Background: Although airway eosinophilia is seen as a cardinal feature of asthma, data eosinophilia are still lacking on the proportion of the asthma group exhibiting raised airway eosinophilia. This study aimed to assess the distribution of sputum eosinophil count and its relationship with methacholine bronchial hyperresponsiveness in mild to moderate steroid-naive asthmatic people.
Methods: Sputum was induced by inhalation of hypertonic saline (NaCl 4.5%) in 118 mild to moderate steroid-naive asthmatic people consecutively recruited from our outpatient clinic, and in 44 healthy people. The asthma group was selected on the basis of an forced expiratory volume in 1 s (FEV(1)) of > or = 70% predicted, and a provocative methacholine concentration causing a fall of 20% in FEV(1) (PC20 methacholine; PC(20)M) < or = 16 mg/ml.

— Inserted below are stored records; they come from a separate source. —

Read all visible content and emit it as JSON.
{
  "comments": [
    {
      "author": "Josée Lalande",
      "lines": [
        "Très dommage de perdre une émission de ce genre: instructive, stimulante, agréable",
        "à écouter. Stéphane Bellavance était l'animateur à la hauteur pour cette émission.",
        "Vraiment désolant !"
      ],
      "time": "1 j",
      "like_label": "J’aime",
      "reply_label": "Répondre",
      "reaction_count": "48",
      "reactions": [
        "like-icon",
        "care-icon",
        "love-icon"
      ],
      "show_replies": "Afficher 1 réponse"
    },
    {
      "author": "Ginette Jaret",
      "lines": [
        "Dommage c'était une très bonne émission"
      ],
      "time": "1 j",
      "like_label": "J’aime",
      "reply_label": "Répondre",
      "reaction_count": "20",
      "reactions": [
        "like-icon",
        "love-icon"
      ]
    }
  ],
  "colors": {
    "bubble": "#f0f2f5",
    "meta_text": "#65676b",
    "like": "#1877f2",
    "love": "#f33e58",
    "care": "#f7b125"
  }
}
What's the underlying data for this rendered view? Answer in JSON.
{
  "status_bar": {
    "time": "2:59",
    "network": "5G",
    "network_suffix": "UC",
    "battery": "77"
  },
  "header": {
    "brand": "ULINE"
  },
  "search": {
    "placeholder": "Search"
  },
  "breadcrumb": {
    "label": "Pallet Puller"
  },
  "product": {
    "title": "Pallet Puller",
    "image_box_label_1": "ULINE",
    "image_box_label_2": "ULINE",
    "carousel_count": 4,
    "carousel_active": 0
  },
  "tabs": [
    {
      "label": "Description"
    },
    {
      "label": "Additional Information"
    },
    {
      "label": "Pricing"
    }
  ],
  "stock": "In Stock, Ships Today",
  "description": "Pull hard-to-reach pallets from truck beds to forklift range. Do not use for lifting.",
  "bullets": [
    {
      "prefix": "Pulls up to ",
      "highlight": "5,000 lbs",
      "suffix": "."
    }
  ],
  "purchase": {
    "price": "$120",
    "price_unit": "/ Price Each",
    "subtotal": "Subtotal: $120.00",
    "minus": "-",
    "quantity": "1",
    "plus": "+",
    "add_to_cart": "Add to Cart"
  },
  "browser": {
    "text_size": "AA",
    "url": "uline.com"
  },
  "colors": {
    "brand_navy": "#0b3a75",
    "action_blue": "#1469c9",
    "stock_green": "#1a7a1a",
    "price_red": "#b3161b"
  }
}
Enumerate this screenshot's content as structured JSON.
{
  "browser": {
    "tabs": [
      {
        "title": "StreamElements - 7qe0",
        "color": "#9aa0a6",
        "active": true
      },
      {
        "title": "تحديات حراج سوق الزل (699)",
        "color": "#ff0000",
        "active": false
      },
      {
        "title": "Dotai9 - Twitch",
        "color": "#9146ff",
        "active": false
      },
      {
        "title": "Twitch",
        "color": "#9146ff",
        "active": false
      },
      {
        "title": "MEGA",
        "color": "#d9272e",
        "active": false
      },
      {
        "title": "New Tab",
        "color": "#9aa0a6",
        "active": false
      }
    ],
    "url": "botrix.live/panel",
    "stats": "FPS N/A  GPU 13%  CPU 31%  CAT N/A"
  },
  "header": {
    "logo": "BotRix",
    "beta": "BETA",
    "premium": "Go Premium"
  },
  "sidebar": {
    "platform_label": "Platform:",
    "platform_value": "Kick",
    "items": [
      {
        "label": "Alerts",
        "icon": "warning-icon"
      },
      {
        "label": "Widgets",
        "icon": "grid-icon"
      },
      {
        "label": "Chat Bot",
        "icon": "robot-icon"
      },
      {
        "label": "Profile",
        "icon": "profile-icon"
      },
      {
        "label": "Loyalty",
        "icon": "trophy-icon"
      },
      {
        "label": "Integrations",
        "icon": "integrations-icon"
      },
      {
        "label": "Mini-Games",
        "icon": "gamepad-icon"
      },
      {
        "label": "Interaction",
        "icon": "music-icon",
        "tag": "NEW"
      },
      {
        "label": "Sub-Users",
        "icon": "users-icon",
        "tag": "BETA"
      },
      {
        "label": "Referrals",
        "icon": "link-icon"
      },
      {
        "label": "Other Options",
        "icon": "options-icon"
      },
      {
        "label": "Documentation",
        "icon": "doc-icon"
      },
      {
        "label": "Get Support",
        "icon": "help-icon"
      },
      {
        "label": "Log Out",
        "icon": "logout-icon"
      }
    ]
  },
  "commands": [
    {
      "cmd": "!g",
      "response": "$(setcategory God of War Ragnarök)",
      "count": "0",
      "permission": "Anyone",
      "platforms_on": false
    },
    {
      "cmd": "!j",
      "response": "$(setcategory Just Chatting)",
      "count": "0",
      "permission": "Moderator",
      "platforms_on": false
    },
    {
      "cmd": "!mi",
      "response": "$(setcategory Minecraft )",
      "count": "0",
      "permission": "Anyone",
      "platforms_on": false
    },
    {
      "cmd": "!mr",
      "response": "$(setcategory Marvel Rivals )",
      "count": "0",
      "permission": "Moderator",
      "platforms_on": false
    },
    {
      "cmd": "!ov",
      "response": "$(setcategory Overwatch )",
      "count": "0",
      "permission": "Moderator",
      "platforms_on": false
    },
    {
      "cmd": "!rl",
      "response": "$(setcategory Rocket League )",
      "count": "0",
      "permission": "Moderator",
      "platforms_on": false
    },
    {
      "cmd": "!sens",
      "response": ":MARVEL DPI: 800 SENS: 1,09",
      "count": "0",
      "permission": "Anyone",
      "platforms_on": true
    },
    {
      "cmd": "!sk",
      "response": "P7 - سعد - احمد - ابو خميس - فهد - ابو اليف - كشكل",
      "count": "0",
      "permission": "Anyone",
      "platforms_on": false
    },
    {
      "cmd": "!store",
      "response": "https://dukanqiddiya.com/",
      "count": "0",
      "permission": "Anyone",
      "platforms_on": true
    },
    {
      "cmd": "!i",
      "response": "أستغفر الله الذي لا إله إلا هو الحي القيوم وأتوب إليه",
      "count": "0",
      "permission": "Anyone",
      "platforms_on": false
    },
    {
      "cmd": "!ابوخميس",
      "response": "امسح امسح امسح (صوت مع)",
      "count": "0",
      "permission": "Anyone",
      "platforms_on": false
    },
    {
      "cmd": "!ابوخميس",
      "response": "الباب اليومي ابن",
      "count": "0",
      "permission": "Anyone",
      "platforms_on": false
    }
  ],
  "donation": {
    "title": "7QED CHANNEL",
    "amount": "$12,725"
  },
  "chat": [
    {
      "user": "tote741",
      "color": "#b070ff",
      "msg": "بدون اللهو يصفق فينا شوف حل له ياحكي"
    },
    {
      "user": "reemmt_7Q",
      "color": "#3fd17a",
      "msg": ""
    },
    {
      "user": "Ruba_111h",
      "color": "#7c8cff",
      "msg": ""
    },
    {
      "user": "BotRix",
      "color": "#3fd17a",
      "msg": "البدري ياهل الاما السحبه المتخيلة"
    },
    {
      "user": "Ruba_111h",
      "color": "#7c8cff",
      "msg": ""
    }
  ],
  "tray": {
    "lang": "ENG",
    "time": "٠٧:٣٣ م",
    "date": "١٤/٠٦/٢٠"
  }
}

Results: In the asthma group, the median (range) of the percentage and the absolute values of sputum eosinophils were 4.8% (0-75) and 38 10(3)/g (0-14,191), respectively, vs 0% (0-2.3) (P < 0.001) and 0 10(3)/g (0-53) (P < 0.001) in healthy participants. Based on the 95% percentile for normal values calculated from our healthy group, 69% of the asthma group had significantly raised sputum eosinophil count (that is > 2%). In the asthma group, multiple regression analysis followed by a stepwise procedure revealed that sputum eosinophil count was significantly and inversely associated with PC(20)M accounting for 16% of its total variance (P < 0.001) while neutrophil counts positively related to PC(20)M accounting for 4% of total variance (P < 0.05). By contrast, no significant relationship was found between either eosinophil or neutrophil counts and the slope of forced vital capacity (FVC) vs FEV(1) from the methacholine challenge.
Conclusions: We conclude that two-thirds of people in the mild to moderate asthma group had increased sputum eosinophilia, which plays a limited role in determining the degree of methacholine airway hyperresponsiveness.